**Stored data:**
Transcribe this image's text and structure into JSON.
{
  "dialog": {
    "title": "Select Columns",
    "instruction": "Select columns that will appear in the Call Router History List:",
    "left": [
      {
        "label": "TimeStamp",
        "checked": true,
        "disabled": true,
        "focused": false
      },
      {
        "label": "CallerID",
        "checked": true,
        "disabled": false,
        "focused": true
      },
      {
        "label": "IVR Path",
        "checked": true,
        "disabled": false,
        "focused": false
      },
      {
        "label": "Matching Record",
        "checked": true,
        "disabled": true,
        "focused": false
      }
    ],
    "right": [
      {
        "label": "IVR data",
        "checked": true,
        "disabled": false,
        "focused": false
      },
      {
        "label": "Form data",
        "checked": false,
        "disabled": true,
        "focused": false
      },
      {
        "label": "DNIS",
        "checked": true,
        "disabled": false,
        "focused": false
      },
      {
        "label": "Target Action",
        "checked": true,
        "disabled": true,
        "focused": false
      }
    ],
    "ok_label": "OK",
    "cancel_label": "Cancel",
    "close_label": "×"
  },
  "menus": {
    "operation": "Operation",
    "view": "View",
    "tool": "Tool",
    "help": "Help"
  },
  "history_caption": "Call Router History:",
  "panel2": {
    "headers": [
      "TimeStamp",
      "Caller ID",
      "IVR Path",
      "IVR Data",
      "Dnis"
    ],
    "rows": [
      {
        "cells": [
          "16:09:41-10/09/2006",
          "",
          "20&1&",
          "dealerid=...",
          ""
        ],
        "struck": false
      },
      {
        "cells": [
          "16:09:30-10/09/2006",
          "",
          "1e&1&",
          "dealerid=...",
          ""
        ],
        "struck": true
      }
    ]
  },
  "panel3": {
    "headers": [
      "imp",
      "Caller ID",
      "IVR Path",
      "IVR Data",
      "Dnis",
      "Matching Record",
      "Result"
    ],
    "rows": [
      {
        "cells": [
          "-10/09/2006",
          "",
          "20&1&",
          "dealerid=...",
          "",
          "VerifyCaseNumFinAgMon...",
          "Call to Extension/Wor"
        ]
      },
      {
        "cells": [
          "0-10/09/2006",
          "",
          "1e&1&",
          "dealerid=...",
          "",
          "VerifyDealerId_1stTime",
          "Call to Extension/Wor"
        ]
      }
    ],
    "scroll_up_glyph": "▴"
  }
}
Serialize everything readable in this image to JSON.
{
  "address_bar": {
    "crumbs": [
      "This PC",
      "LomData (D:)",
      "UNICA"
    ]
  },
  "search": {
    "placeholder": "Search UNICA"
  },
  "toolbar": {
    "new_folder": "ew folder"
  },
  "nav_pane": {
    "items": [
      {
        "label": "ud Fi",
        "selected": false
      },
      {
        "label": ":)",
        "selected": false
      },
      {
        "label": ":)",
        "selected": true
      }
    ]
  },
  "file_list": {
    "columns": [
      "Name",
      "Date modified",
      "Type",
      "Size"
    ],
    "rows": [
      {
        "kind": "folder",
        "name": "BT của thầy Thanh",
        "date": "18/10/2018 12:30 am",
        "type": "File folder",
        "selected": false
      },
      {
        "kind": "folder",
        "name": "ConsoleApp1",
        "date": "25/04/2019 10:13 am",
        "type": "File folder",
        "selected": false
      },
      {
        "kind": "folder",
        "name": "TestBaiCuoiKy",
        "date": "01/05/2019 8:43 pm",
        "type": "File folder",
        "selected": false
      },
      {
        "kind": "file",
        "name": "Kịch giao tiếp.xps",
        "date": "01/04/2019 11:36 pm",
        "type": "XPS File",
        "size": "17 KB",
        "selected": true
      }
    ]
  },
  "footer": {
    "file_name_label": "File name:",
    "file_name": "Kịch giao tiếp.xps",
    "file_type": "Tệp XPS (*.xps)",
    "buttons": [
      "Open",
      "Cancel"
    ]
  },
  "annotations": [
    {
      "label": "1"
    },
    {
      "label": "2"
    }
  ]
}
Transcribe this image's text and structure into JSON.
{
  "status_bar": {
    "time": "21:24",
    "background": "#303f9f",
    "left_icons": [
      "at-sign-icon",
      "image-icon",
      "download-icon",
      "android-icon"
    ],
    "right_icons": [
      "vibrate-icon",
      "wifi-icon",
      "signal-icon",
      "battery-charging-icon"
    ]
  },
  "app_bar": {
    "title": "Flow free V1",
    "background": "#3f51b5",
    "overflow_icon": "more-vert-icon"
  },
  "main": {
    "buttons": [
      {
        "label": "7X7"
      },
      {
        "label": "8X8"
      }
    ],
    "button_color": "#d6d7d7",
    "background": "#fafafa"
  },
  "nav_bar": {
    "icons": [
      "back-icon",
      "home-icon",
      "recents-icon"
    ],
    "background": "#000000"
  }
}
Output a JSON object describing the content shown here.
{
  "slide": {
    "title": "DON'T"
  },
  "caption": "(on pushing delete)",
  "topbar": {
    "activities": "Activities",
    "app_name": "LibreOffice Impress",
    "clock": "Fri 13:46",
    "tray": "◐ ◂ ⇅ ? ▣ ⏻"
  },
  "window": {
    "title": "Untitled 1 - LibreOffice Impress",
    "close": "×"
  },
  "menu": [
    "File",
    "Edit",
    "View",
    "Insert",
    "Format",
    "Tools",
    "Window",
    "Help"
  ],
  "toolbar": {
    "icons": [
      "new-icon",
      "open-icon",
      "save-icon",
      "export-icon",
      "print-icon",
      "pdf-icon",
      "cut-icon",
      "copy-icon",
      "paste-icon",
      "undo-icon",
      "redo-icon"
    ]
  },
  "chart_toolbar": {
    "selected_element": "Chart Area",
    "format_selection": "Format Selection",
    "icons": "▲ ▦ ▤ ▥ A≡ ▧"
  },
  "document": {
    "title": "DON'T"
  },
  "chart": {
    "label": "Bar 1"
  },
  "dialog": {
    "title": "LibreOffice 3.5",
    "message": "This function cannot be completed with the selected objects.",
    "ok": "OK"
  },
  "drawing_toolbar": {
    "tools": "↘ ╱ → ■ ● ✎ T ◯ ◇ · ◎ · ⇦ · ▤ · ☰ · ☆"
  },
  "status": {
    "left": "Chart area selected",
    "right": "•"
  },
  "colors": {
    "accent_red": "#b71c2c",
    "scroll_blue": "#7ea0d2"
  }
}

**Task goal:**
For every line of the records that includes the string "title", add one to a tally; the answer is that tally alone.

**Answer for this exercise:**
6